This is another vast topic, but to start with, think about the things you don't see. Many novice travel writers restrict themselves to describing what is visible in front of them. You should make use of more of your five senses than just sight. So what were the smells that caught your attention in that street market in Palermo? And when you were on top of that old church tower in Provence, what sounds floated up to you from the countryside below?

DO YOU HAVE ANY TIPS ON RESEARCH?

Here's one - talk to lots of locals. A great deal of travel writing is driven by personal encounters. One of the best ways to get to grips with a destination is to talk to the people who live there. So don't be shy about approaching strangers and quizzing them about the best places to go, or about local customs and culture. Material that comes direct from residents in this way is so often better than information from guidebooks or websites.

HOW MUCH TRAVEL DO I NEED TO DO?

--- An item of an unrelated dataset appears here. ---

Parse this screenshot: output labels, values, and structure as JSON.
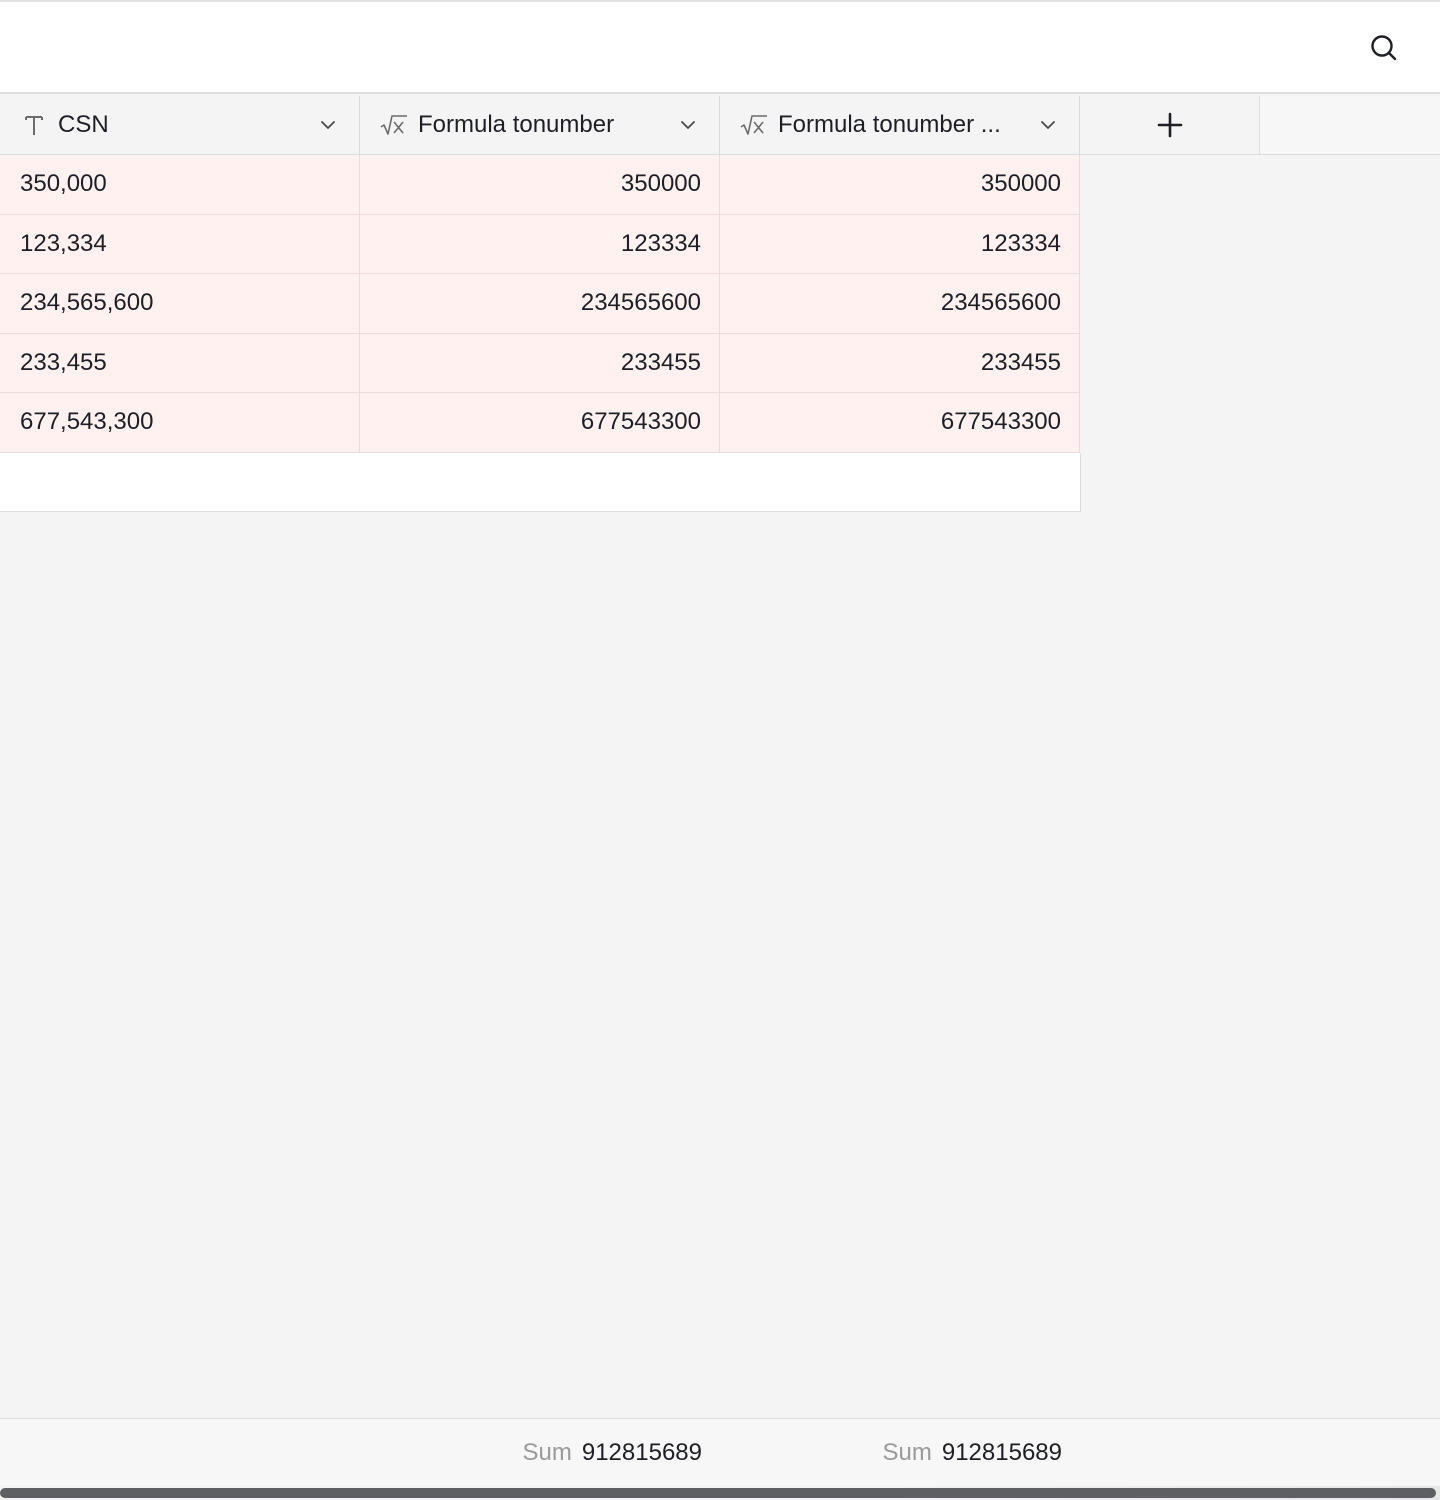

Travelling a lot is important. Take any opportunity to travel to the places that you want to go to. Working or volunteering abroad can be a great help here. But remember that a travel writer … writes! So do get your experiences down by taking notes and creating a journal in a disciplined way. Think about going on a short course. You can save yourself a great deal of trial and error by benefitting from the experience of an established travel writer – that can get you where you want to go with your writing more quickly.

WHICH TRAVEL WRITERS SHOULD I READ AND LEARN FROM?

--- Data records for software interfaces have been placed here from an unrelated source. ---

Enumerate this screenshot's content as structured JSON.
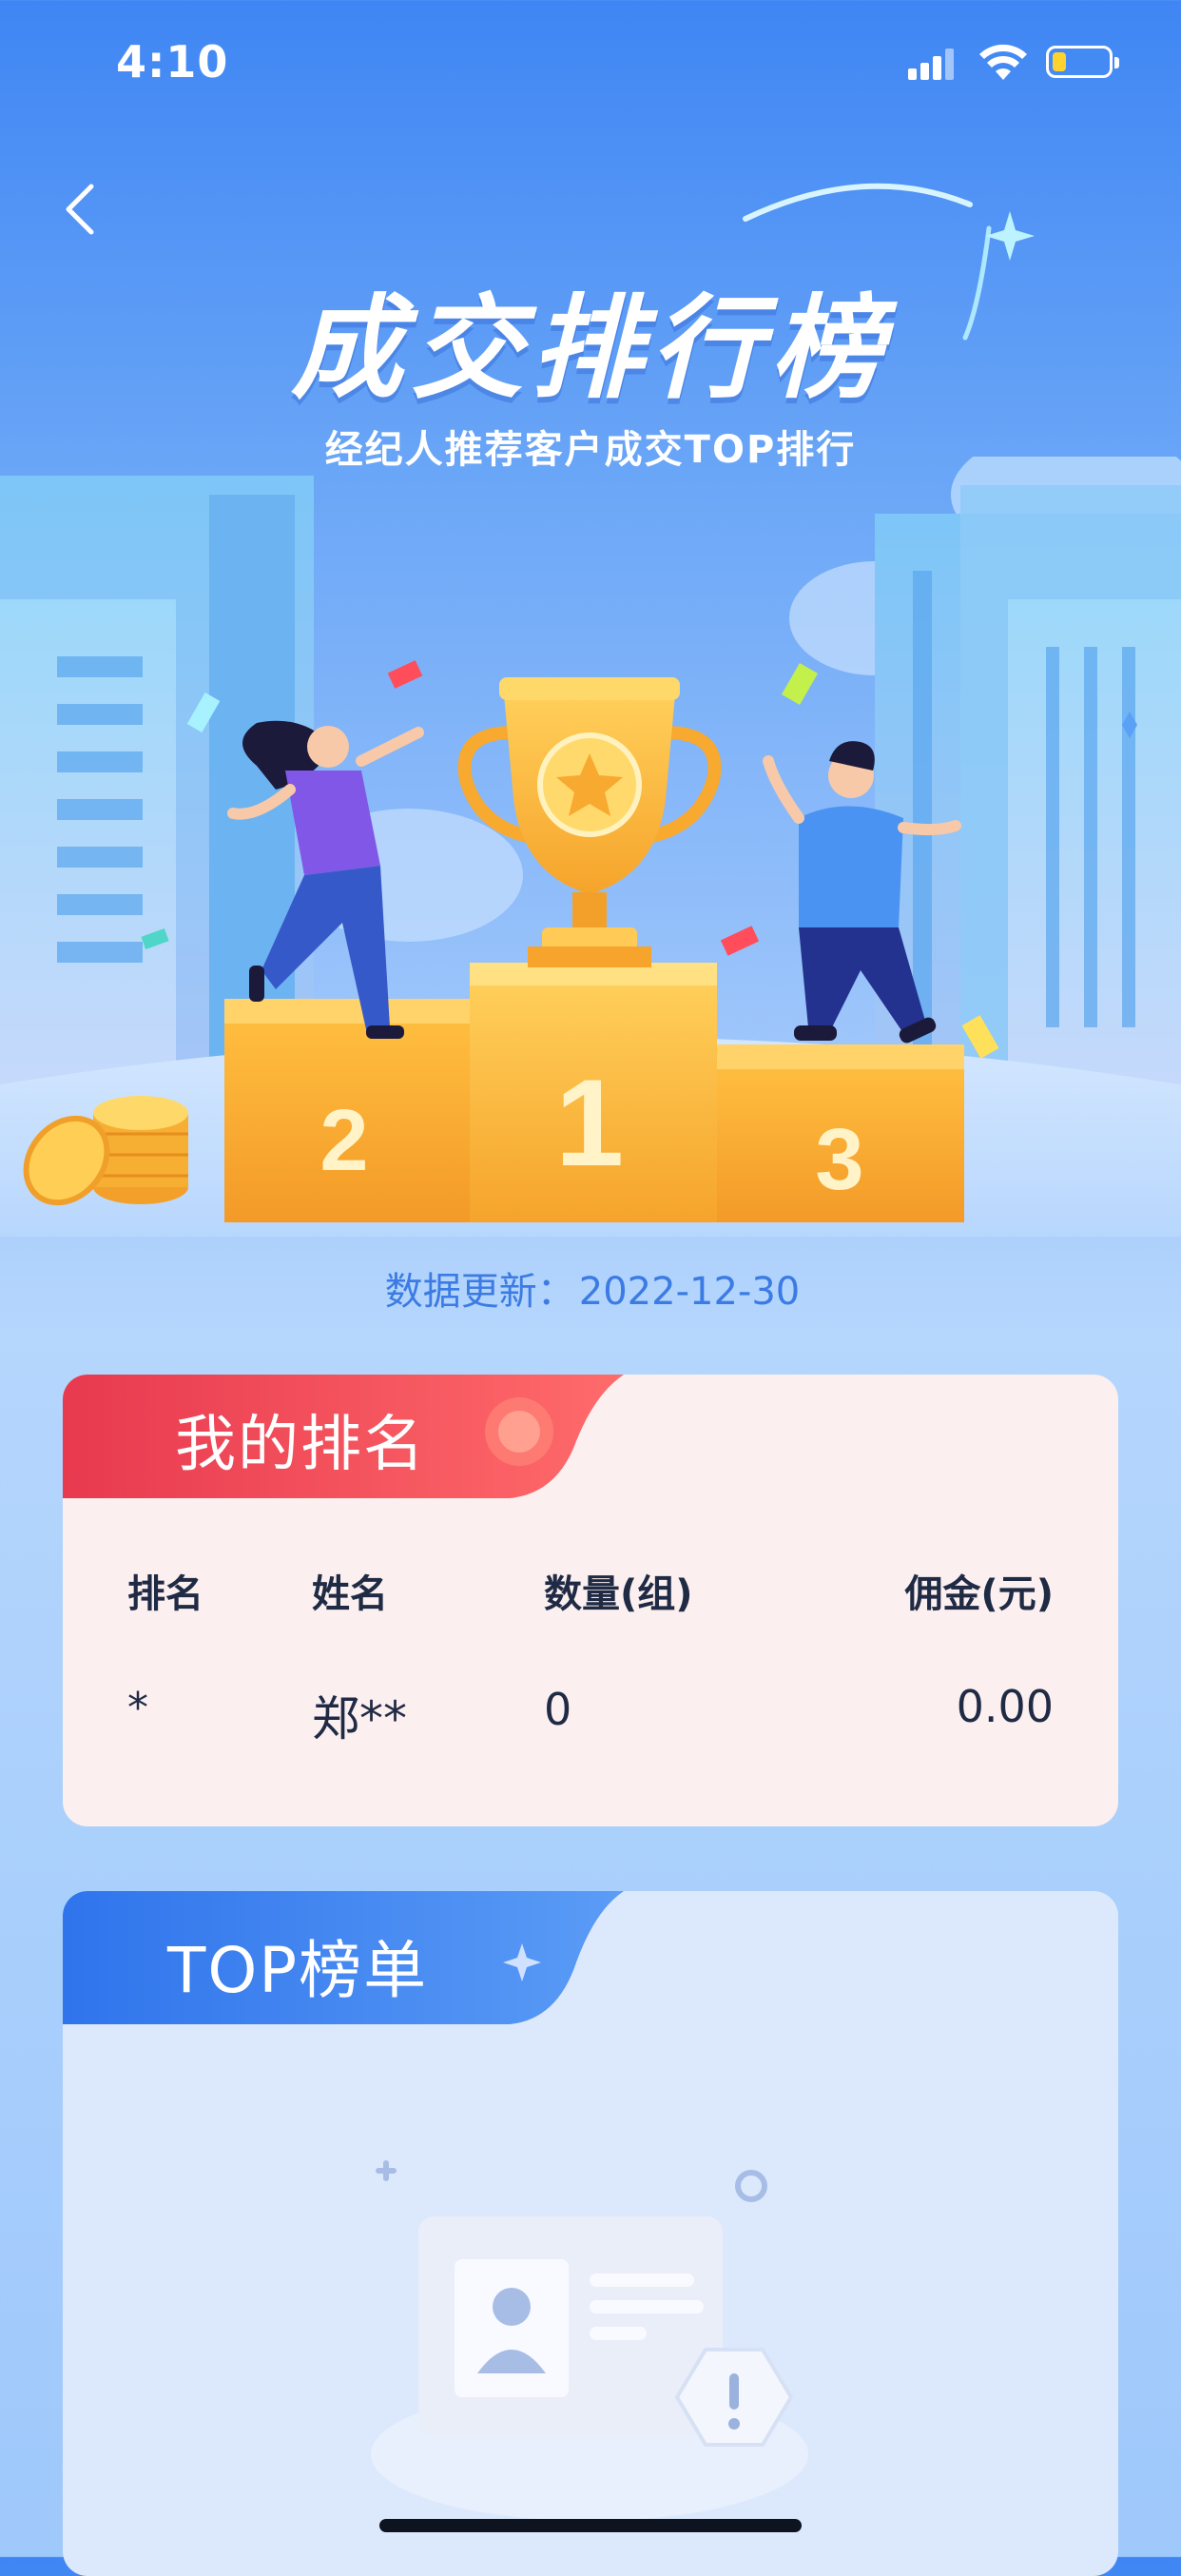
{
  "status_bar": {
    "time": "4:10"
  },
  "hero": {
    "title": "成交排行榜",
    "subtitle": "经纪人推荐客户成交TOP排行",
    "podium": [
      "2",
      "1",
      "3"
    ]
  },
  "update": {
    "label": "数据更新：",
    "date": "2022-12-30"
  },
  "my_rank": {
    "title": "我的排名",
    "columns": [
      "排名",
      "姓名",
      "数量(组)",
      "佣金(元)"
    ],
    "row": {
      "rank": "*",
      "name": "郑**",
      "count": "0",
      "commission": "0.00"
    }
  },
  "top_list": {
    "title": "TOP榜单"
  },
  "colors": {
    "accent_blue": "#3f86f4",
    "accent_red": "#e8394f",
    "text_dark": "#1f2a44",
    "update_text": "#3b7be3"
  }
}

The best travel writers around in the English-speaking world include Jonathan Raban, Paul Theroux and Colin Thubron. And they all tried their hand at literary fiction before they embarked upon travel writing. (Bruce Chatwin mixed fact and fiction, but that's another story …)

So bear in mind that travel writing is a branch of writing in general. You can learn from good writers in all areas of literature. Take Eric Newby. His account of his life and times in the rag trade Something Wholesale is as memorable as his travel writing. But don't be intimidated by other writers' talent. The great thing about travel writing is that it is democratic. You can draw upon all sorts of literary influences but, again, you don't have to be a literary genius. If you're willing to learn how to craft travel pieces in the way editors require, then with perseverance and determination, you'll be published.



The travel writing workshop was superb - well-organised, well-presented and well-taught.
Peter is an excellent teacher - positive, witty, engaging and incisive.
— Patrick Hobbs